I got in touch with K because I know her lifestyle has changed entirely since last year and she is now living on a boat.
Read the original anonymous interview from 18 months ago first:
When my son got the chance to come to London to do drama BTEC at a college that only accepts thirty new students a year, and he was excited about it, we decided we needed to at least look into the possibility that we could do it. He’s had a brutal few years and it’s still tough for him, so we thought a fresh start might be what was needed.
My husband has spent the last three years building a company, and a lot of the work he does is virtual, so there was no longer a huge need to be tied to a specific place. I was working at Waterstones and they are everywhere. Also it’s a minimum wage job, so it’s not like there aren’t other minimum wage jobs around regardless. We felt that we had flexibility for the first time in a long time and that if we could do this, we should.
My son was offered the place in January and we started looking at our options as soon as he decided to say yes. It was, frankly a bloody nightmare.
We had savings from when we sold our house, and we were in rental, so we were good in theory. In practice it was a slog.
We didn’t want to rent again. It was so incredibly expensive and over the months we have watched rental prices here rise and rise. And I have heard about people being pitted against each other in interviews for rental houses. We had already been in rental in Leicester for two years and we wanted something where we wouldn’t sit and watch what money we had ebb away.
My husband has always earned good money but for nearly all the years we have been together he has been a contractor working three or six month contracts. This means that mortgage companies don’t like the risk. Every time we wanted a mortgage we ended up with a rough deal because of it.
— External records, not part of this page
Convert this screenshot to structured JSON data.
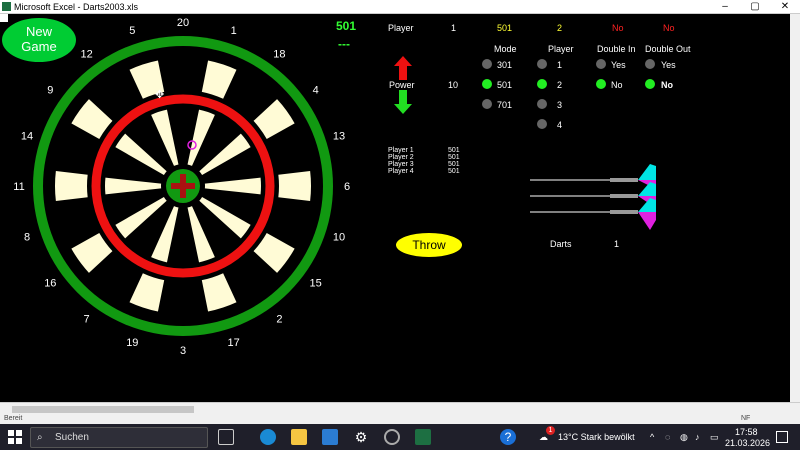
{
  "window": {
    "title": "Microsoft Excel - Darts2003.xls"
  },
  "buttons": {
    "new_game_line1": "New",
    "new_game_line2": "Game",
    "throw": "Throw"
  },
  "scoreboard": {
    "remaining": "501",
    "dash": "---"
  },
  "header": {
    "player_label": "Player",
    "player_no": "1",
    "mode": "501",
    "player_count": "2",
    "double_in": "No",
    "double_out": "No"
  },
  "power": {
    "label": "Power",
    "value": "10"
  },
  "options": {
    "mode_title": "Mode",
    "player_title": "Player",
    "double_in_title": "Double In",
    "double_out_title": "Double Out",
    "modes": [
      "301",
      "501",
      "701"
    ],
    "players": [
      "1",
      "2",
      "3",
      "4"
    ],
    "di": [
      "Yes",
      "No"
    ],
    "do": [
      "Yes",
      "No"
    ]
  },
  "scores": [
    {
      "name": "Player 1",
      "score": "501"
    },
    {
      "name": "Player 2",
      "score": "501"
    },
    {
      "name": "Player 3",
      "score": "501"
    },
    {
      "name": "Player 4",
      "score": "501"
    }
  ],
  "darts": {
    "label": "Darts",
    "count": "1"
  },
  "board_numbers": [
    "20",
    "1",
    "18",
    "4",
    "13",
    "6",
    "10",
    "15",
    "2",
    "17",
    "3",
    "19",
    "7",
    "16",
    "8",
    "11",
    "14",
    "9",
    "12",
    "5"
  ],
  "status": {
    "left": "Bereit",
    "right": "NF"
  },
  "taskbar": {
    "search": "Suchen",
    "weather": "13°C  Stark bewölkt",
    "time": "17:58",
    "date": "21.03.2026",
    "badge": "1"
  },
  "colors": {
    "green": "#119911",
    "red": "#ee1111",
    "cream": "#fffbd6",
    "black": "#000000",
    "bull_red": "#aa1111"
  }
}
This time, because he was growing his business, there wasn’t enough solid profit in the years of accounts the banks wanted. We should have hung on twelve more months apparently, but life doesn’t work like that. So when we came to look at mortgages we were struggling again, and this time, because we are ‘old’, they wouldn’t lend on a 25 year mortgage, which made everything harder and more expensive.
Then there was the price of houses in London.